Even though youth unemployment figures in the EU are improving in a context of economic recovery, outreach is still a challenge in many Member States. More efforts are needed to engage with those farthest away from the labour market.
Young people can only benefit from the Youth Guarantee if they get in touch with relevant providers. Currently less than 40% of young people not in Employment, Education or Training (NEETs) are registered with the scheme overall in the EU.
Various outreach activities form thus an important part of the Youth Guarantee to bring those who do not take the initiative to register by themselves.
On 14 March the European Commission invited Youth Guarantee coordinators as well as coordinators of outreach projects financed through the EU Programme of Employment and Social Innovation (EaSI) to discuss how outreach is working on the ground.
In 2017, Portugal launched a national outreach strategy which it developed with the support of the ILO
On the basis of stakeholders’ experience, outreach needs to be framed in a systematic approach, starting from better data to understand the target group as well as gathering main stakeholders. In some countries, a specific outreach strategy is being developed.
In 2017, Portugal launched a national outreach strategy which it developed with the support of the ILO, in the context of a European Commission/ILO joint action on youth employment.
Outreach solutions can best be built on local partnerships which include also
- social partners
- Public Employment Services
- youth organisations
with clearly defined responsibilities. Sharing of data between different services is key but strict data protection rules can be a challenge in this regard.
This guide has been developed to support governments in the preparation of national outreach strategies and action plans targeting young people who are not actively engaged in the workforce, education or training

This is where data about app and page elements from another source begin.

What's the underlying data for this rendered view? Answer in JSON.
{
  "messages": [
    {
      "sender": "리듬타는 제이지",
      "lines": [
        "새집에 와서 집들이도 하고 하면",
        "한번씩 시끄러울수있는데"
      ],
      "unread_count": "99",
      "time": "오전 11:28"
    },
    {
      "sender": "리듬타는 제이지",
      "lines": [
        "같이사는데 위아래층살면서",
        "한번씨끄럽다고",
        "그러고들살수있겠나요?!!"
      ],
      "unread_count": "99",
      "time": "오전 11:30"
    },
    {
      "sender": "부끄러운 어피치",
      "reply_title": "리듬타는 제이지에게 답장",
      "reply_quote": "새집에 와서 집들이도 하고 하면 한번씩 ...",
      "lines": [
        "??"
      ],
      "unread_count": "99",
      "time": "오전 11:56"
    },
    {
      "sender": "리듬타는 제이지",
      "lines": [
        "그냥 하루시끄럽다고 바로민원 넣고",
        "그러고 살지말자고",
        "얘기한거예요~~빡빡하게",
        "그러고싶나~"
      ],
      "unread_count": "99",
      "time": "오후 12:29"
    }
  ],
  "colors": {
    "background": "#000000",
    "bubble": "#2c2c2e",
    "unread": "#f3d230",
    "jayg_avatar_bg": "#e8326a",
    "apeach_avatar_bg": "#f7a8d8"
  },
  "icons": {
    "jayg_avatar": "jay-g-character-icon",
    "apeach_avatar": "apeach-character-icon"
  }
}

Youth unemployment and social exclusion
Youth unemployment and inactivity have long-lasting consequences both for young individuals and for society as a whole. There is strong evidence that increasing social exclusion, disengagement from the labour market and underutilization of human resources can lead to lower potential economic growth.
While research on policies to address youth unemployment has increased substantially over the past two decades, less is known about youth discouragement and inactivity, and the policies and programmatic interventions that can effectively address them.
This guide has been developed to support governments in the preparation of national outreach strategies and action plans targeting young people who are not actively engaged in the workforce, education or training.
Its content is drawn from existing literature and European Union country practices on outreach approaches. The methodology is based on the ILO’s guide for the development of national action plans on youth employment.